  5. ^ a b Oransky, Ivan (2016-02-22). "Journal retracts 7 papers by MD Anderson cancer researcher long under investigation". Retraction Watch. Retrieved 2016-02-24.
  6. ^ "Cancer journals retract 10 papers, flag 8 more, and apologize for the delay". Retraction Watch. 2018-09-04. Retrieved 2018-09-04.
  7. ^ "Retraction Watch Database – Bharat Aggarwal". Retraction Watch. Center for Scientific Integrity. Retrieved 2020-09-21.
  8. ^ a b c Stix, Gary (February 2007). "Spice Healer". Scientific American. 296 (2): 66–9. Bibcode:2007SciAm.296b..66S. doi:10.1038/scientificamerican0207-66. PMID 17367023.
  9. ^ Gazella, Karolyn A. (December 2009). "Pioneering Biochemist Bharat B. Aggarwal, PhD, of the M.D. Anderson Cancer Center, on Discovering Novel and Effective Cancer Treatments". Natural Medicine Journal. Retrieved March 25, 2015.
  10. ^ Ackerman, Todd (July 11, 2005). "In cancer fight, a spice brings hope to the table". Houston Chronicle. Retrieved March 24, 2015.
  11. ^ Singh, Seema (September 7, 2007). "From Exotic Spice to Modern Drug?". Cell. 130 (5): 765–768. doi:10.1016/j.cell.2007.08.024. PMID 17803897. S2CID 16044143.
  12. ^ Baum, Stephanie (March 26, 2013). "Biotech startup raises $1M for lung cancer treatment using component of tumeric [sic]". Med City News.
  13. ^ "Prominent Indian-American researcher under probe". Deccan Herald. February 25, 2012. Retrieved October 10, 2016.

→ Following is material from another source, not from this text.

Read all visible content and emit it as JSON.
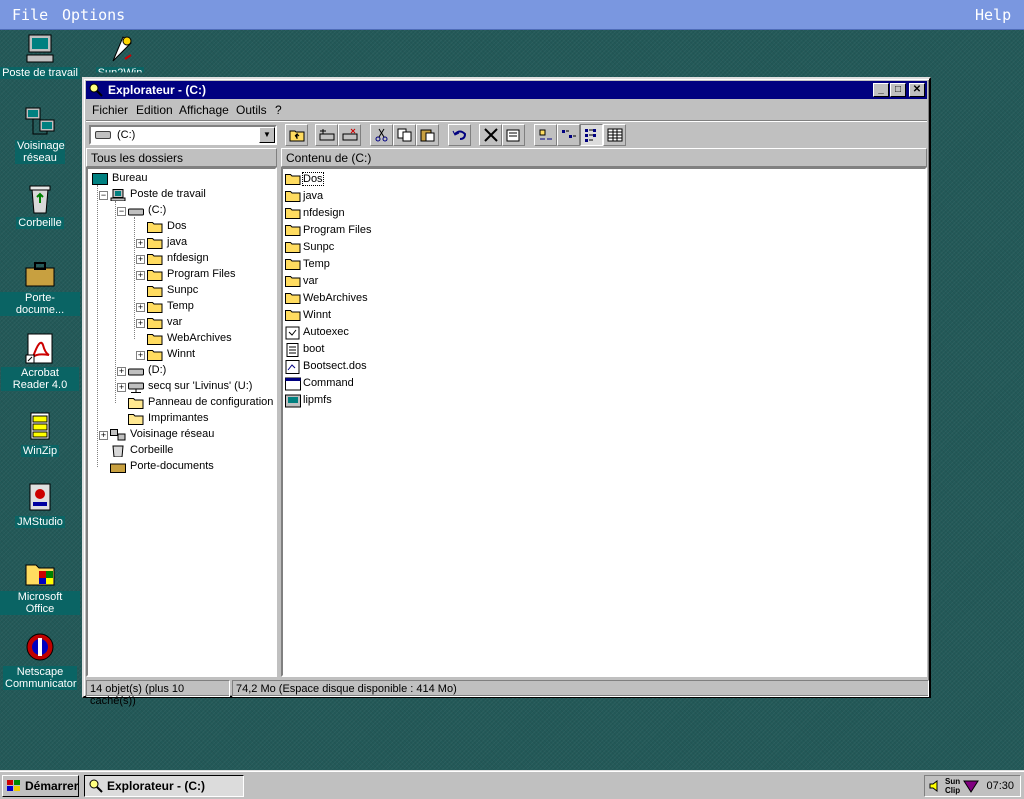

  14. ^ Heisel, William (April 19, 2013). "Doctor Goes After Retraction Watch, Unleashes Streisand Effect". USC Annenberg School for Communication and Journalism – Center for Health Journalism. Retrieved October 6, 2016.
  15. ^ Lewis, Tanya (June 22, 2016). "More Retractions for Cancer Researcher". The Scientist. Retrieved October 10, 2016.
  16. ^ "Caught Our Notice: Researcher who once threatened to sue Retraction Watch now up to 19 retractions". Retraction Watch. 10 April 2018.
  17. ^ "Seven retractions for prominent cancer researcher brings total to 18". Retraction Watch. Retrieved October 6, 2016.
  18. ^ "Publisher's Note". Cancer Research. AACR Publications. 78 (17): 5178. 2018. doi:10.1158/0008-5472.CAN-18-2438. Retrieved 4 September 2018.
  19. ^ Oransky, Ivan (February 5, 2018). "MD Anderson: No, we did not co-sponsor this cancer conference". Retraction Watch. Retrieved January 9, 2019.
  20. ^ Unni, Anagha (February 4, 2018). "After 'cancer is karma' remark, Baba Ramdev to inaugurate research conference at IIT Madras". Indian Express. Retrieved January 9, 2019.
  21. ^ Chu, Will (April 13, 2018). "Curcumin trial retraction latest in long line for retired researcher". NutraIngredients. Retrieved January 9, 2019.

External links[edit]